WHAT YOU SHOULD DO → Please copy each line of the data that includes the string "assigning".

*-*-*

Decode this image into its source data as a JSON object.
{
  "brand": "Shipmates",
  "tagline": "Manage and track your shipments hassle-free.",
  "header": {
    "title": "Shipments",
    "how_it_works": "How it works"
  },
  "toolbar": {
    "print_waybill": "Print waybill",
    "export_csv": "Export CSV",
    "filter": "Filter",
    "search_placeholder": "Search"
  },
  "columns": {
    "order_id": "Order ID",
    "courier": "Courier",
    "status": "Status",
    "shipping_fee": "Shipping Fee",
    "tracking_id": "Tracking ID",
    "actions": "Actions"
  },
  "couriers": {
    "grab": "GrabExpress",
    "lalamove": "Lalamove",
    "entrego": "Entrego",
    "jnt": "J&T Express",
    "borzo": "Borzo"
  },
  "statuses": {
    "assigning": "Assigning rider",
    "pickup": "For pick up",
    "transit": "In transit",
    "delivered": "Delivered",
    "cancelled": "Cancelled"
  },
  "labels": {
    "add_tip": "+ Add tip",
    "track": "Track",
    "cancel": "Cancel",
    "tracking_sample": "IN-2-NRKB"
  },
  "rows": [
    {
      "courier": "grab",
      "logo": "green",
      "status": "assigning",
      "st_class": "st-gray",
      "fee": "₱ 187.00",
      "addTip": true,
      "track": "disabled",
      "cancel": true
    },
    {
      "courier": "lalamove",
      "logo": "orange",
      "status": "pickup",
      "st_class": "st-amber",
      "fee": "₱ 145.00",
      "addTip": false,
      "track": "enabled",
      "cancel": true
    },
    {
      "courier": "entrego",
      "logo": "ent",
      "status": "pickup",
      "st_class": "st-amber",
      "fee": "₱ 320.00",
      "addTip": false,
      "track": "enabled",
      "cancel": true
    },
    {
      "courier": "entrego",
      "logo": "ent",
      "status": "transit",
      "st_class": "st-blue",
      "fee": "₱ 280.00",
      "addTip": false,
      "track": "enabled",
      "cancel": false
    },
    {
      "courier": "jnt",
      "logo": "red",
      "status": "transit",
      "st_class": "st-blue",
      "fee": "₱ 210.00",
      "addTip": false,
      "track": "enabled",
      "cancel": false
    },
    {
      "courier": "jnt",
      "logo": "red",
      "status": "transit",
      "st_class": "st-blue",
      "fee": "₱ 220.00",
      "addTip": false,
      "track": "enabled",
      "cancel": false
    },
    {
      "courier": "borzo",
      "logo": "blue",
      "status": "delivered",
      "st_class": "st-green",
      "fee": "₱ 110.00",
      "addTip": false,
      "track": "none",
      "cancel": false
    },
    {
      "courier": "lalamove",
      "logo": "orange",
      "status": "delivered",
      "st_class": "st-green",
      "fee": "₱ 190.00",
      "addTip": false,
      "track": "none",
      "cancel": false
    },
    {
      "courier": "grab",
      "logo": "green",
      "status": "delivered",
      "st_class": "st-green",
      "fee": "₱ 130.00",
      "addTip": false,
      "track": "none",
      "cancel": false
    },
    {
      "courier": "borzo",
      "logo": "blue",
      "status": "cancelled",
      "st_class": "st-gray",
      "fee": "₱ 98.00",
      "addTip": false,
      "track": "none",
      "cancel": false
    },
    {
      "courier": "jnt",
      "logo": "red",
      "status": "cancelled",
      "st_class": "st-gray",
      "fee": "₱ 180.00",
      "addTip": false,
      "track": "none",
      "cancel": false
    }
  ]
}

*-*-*

RESPONSE TO THIS EXERCISE →
    "assigning": "Assigning rider",
      "status": "assigning",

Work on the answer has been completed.